Minna Maaria Virtanen as Rouva Stroganova in Joensuu City Theatre. Photo: Miska Photography

Minna Maaria Virtanen as Rouva Stroganova in Joensuu City Theatre. Photo: Miska Photography

Elokuun puolivälistä saakka olen työskennellyt Joensuun kaupunginteatterin vierailevana ohjaajana. Työn alla on ollut venäläisen Zinaida Dolgovan alunperin marin kielellä kirjoittama komedia, joka Lija Fischerin käännöksessä on saanut nimekseen Rouva Stroganova. Näytelmä saa ensi-iltansa lauantaina 22.9. suurella näyttämöllä. Esitykset jatkuvat tammikuulle saakka. Rouva Stroganova taitaa olla ensimmäinen ohjaukseni perinteisen komedian saralla 🙂
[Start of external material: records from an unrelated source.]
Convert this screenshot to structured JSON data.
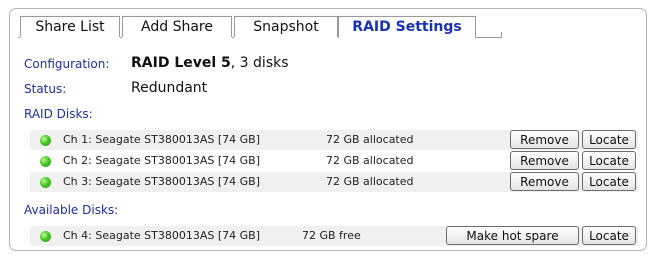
{
  "tabs": [
    "Share List",
    "Add Share",
    "Snapshot",
    "RAID Settings"
  ],
  "active_tab": "RAID Settings",
  "configuration": {
    "label": "Configuration:",
    "level": "RAID Level 5",
    "disks": ", 3 disks"
  },
  "status": {
    "label": "Status:",
    "value": "Redundant"
  },
  "raid_disks": {
    "label": "RAID Disks:",
    "rows": [
      {
        "name": "Ch 1: Seagate ST380013AS [74 GB]",
        "alloc": "72 GB allocated",
        "btn1": "Remove",
        "btn2": "Locate"
      },
      {
        "name": "Ch 2: Seagate ST380013AS [74 GB]",
        "alloc": "72 GB allocated",
        "btn1": "Remove",
        "btn2": "Locate"
      },
      {
        "name": "Ch 3: Seagate ST380013AS [74 GB]",
        "alloc": "72 GB allocated",
        "btn1": "Remove",
        "btn2": "Locate"
      }
    ]
  },
  "available_disks": {
    "label": "Available Disks:",
    "rows": [
      {
        "name": "Ch 4: Seagate ST380013AS [74 GB]",
        "free": "72 GB free",
        "btn1": "Make hot spare",
        "btn2": "Locate"
      }
    ]
  },
  "colors": {
    "accent": "#1a32b8",
    "label": "#1e2f9a",
    "status_ok": "#4ec72a"
  },
  "icons": {
    "disk_status": "green-status-dot-icon"
  }
}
Törmäsin tähän näytelmään marin kielellä Joshkar-Olassa, Marin tasavallassa Venäjällä marraskuussa 2016, kun osallistuin suomalais-ugrilaiselle Majatuli-teatterifestivaalille – ja ihastuin.

* * *

In November 2016 I travelled to Yoshkar-Ola, the capital of Republic of Mari El in Russia to work in the jury of Finno-Ugric theatre festival Majatuli. One of the Mari speaking pieces I saw there was a comedy by Zinaida Dolgova. I was so infatuated that I wanted to direct it in Finland. Thanks to the open minded captain of Joensuu City Theatre, Iiristiina Varilo, I got a chance to do it. Another colleague of mine, Lija Fischer, translated the piece, and here I am, in Joensuu, and the premiere of Rouva Stroganova (Mrs Stroganova) is just around the corner, on Saturday 22 September! It will stay in the program until January. To be precise, Rouva Stroganova is my first attempt in directing a traditional comedy.

The working group. Photo:

The working group. Photo: Miska Photography

j j j

Greetings from Republic of Mari El, Russia

A week ago I returned from Yoshkar-Ola, the capital of Republic of Mari El. I was there to work in the jury of Finno-Ugric theatre festival Majatuli 12.-19.11.2016 organised by Mari El National Shketan Drama Theatre. The jury had six members and we saw the festival performances and gave feedback to all participating theatres from various Russian republics like Mari El, Komi, Udmurtia, Mordovia, Khanty-Mansia and Karelia. The only “foreign” participant was Finnish Vapaa Vyöhyke -group (brackets because in Finno-Ugric context Finnish is not really foreign). Besides feedback the jury awarded six performances or individual artists with diplomas in the final celebration of the festival.

During my stay I learned some Russian and some Mari language and I think I made some friends. I was really happy to get to know all the members of the prestigious jury, the other lovely people working for the festival and to see all the performances. Some of them were awful, some were good and some I’d like to see visit Finland, or anywhere basically. What made a great impact on me is that besides artistic or entertainment values the performances at the festival had a larger cultural significance. Theatre is a place to keep Finno-Ugric languages alive. Theatre is a life line of identity. Of course theatre is about identity, one may say, but in Western consumer culture one tends to forget (or at least I forget) that identity can also be about belonging to a group and not just an individual thing.

I was also relieved to see Russia with my own eyes in the present new age of Cold War. It isn’t only what they tell you in the news. Russia is much, much more. I received a particularly warm welcome in Yoshkar-Ola and I want to go there again. But I did experience four fishy moments, though, that made me think hard… If you are a Finnish reader, you can read about these thoughts from my report in Esitys Magazine web page.


Actors of Mari El National Shketan Drama Theatre performing folk songs and dances in the opening ceremony of the festival


Feedback from behind a giant name label


Jury member and theatre critic Elena Viktorovna Glebova in Sapaev Mari State Opera and Ballet Theatre


Jury member, critic and director Niyaz Iglamov receiving gifts in Mari Children and Youth Theatre Center


Quick stop at Red Square in Moscow on my way home



j j j